“Oh, orange slices! That’s refreshing!” a kind neighbor said. I pushed my plate between the colorful and large tray of sushi and the delicious-looking seven-layer dip and felt embarrassed. I knew this emotion could ruin the evening for me if I let it, and I didn’t want that to happen. Instead, I took a breath and said to myself, Jesus, here I am, embarrassed. And I let myself feel it: the hotness in my face and neck and the tightness in my chest. After a moment, I felt myself reset, and I was able to engage and enjoy myself despite my meager offering.
According to neuroscientist Jill Bolte Taylor’s research, it takes about ninety seconds to experience an emotion. From the initial thought to the resulting emotion and to the physiological response (including all the noradrenaline dumping into your body and flushing completely through to the point that it is all the way out of your system) . . . ninety seconds. That’s it. She calls this the ninety-second rule.1 So, there is a way to get through an emotion, even an unpleasant one, in about a minute. The problem is that we do all kinds of things instead of practicing the ninety-second rule.
For Demetri, experiencing unpleasant emotions seemed impossible. He was processing the loss of a longtime friend due to a conflict they couldn’t heal. I could see him fighting to keep the emotion at bay.
“I’m afraid to open up to this sadness.”
“What do you fear?” I asked.
He was thoughtful for a moment, then gave an answer that I hear often:
“I’m afraid if I open up to all that sadness, I’ll never stop feeling it.”
“Demetri, bear with me. Do you fear that about emotions like excitement?”
“No, of course not.”
“Well, they are both emotions. They don’t last forever, but we don’t usually fear the positive ones; we allow ourselves to experience them. Does knowing that make it less scary?”
He nodded and finally allowed himself to cry.
Emotions have an arc—a beginning, middle, and end—if we allow each one to run its course without resistance. But that is the key caveat—without resistance. If we don’t approve of a particular emotion, we resist it by employing any method we can.
To learn more about what that resistance looks like and how to experience emotions more freely, click the book link below. This and other skills outlined in the book help each person know how to live the rich and satisfying life that Jesus wants for each of his followers.
Taken from Restore My Soul: Reimaging Self-Care for a Sustainable Life by Janice McWilliams © 2022. Used by permission of NavPress. All rights reserved.
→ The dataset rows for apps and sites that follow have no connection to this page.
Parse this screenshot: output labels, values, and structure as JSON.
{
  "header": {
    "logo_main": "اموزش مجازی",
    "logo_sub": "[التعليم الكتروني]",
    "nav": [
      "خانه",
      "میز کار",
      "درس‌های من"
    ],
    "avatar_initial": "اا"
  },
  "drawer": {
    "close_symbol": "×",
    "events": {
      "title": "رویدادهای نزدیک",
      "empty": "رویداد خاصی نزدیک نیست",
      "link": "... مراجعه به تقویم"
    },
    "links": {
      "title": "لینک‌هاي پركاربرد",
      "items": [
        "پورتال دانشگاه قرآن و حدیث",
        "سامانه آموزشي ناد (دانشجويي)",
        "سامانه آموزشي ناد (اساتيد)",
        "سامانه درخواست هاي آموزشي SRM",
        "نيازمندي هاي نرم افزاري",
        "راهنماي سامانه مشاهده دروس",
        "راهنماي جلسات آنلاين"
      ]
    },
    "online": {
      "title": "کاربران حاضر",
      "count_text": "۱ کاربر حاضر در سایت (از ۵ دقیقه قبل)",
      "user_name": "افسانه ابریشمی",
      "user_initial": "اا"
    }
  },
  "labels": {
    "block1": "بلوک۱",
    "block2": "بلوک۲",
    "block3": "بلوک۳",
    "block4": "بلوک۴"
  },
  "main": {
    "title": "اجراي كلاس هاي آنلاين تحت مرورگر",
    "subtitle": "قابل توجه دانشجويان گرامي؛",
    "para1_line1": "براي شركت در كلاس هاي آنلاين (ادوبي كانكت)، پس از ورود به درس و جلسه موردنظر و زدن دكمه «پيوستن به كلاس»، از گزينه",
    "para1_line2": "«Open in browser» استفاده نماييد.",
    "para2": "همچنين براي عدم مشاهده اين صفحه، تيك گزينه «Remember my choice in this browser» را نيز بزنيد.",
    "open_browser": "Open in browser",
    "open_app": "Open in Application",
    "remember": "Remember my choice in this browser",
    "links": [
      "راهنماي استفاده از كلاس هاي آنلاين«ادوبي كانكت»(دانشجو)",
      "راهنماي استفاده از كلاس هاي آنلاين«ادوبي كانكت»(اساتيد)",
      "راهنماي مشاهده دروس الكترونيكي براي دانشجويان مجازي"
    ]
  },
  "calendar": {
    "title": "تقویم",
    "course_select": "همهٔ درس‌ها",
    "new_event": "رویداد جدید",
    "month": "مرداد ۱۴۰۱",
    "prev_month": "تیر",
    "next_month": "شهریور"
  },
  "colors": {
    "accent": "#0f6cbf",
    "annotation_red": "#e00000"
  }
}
Represented by Tyndale House Publishers, Inc.
Janice McWilliams is a psychotherapist in private practice, is a certified spiritual director, and has worked with InterVarsity Christian Fellowship for 28 years in many capacities from direct student ministry to staff supervision and training. She is a pastoral counselor, spiritual director, speaker, trainer, and writer. She speaks and trains on self-care, marriage, and the Enneagram. Her blog promotes spiritual, relational, and psychological transformation, and she is the coauthor of The Small Group Leaders’ Handbook.
Janice’s degrees include a master’s in pastoral counseling from Loyola University in Maryland and a master of divinity from Howard University.